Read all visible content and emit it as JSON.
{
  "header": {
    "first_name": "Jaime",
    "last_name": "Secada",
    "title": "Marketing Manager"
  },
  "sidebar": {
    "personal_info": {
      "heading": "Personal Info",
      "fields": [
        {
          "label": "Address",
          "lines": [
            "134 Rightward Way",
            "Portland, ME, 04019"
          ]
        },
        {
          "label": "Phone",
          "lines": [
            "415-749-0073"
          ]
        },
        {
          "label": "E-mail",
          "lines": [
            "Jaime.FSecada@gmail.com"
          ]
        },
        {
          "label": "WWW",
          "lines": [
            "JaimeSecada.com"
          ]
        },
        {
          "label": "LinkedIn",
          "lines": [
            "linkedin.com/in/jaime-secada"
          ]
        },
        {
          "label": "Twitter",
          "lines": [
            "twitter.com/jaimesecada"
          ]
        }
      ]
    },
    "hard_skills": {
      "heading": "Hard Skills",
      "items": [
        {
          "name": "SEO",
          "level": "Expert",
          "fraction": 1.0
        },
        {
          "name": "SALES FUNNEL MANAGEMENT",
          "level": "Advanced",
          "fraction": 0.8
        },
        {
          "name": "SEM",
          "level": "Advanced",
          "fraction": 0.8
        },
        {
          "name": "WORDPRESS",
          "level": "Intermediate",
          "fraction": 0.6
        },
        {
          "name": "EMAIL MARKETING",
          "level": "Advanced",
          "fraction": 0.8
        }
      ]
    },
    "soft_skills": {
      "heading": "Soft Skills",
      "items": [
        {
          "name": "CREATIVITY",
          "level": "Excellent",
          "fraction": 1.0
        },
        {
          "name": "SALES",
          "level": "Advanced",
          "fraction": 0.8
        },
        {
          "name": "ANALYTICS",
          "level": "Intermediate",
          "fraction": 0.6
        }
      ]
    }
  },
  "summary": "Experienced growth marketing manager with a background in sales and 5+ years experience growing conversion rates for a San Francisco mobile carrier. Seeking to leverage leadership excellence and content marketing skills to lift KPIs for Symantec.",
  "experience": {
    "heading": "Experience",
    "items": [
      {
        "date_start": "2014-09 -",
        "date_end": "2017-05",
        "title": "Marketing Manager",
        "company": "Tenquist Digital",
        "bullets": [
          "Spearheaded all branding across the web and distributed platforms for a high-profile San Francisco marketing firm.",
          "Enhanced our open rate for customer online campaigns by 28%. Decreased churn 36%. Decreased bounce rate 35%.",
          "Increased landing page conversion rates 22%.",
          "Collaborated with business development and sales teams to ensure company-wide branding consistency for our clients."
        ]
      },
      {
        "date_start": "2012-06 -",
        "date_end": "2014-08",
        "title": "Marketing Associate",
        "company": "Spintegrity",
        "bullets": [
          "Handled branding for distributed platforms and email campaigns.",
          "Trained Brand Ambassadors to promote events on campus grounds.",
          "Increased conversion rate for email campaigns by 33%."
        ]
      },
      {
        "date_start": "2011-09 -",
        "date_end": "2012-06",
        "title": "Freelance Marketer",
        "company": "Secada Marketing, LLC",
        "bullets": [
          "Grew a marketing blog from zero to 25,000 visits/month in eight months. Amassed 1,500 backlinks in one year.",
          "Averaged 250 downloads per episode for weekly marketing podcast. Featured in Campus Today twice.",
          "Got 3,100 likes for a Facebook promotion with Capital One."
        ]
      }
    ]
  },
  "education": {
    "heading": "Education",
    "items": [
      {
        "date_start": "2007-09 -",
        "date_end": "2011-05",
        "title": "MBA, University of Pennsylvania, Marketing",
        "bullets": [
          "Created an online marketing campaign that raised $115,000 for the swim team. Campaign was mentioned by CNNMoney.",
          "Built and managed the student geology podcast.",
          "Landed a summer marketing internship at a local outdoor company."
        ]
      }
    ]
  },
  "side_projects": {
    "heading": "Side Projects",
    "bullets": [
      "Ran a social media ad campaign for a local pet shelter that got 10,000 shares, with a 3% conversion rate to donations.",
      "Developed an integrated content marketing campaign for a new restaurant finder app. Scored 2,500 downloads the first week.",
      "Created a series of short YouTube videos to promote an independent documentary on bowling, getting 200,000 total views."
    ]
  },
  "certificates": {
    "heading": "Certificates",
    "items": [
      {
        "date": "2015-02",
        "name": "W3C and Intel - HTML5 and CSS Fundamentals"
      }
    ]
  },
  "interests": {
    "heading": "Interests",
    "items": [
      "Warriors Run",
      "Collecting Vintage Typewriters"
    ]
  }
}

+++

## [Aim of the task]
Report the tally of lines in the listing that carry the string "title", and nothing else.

## [Exercise solution]
5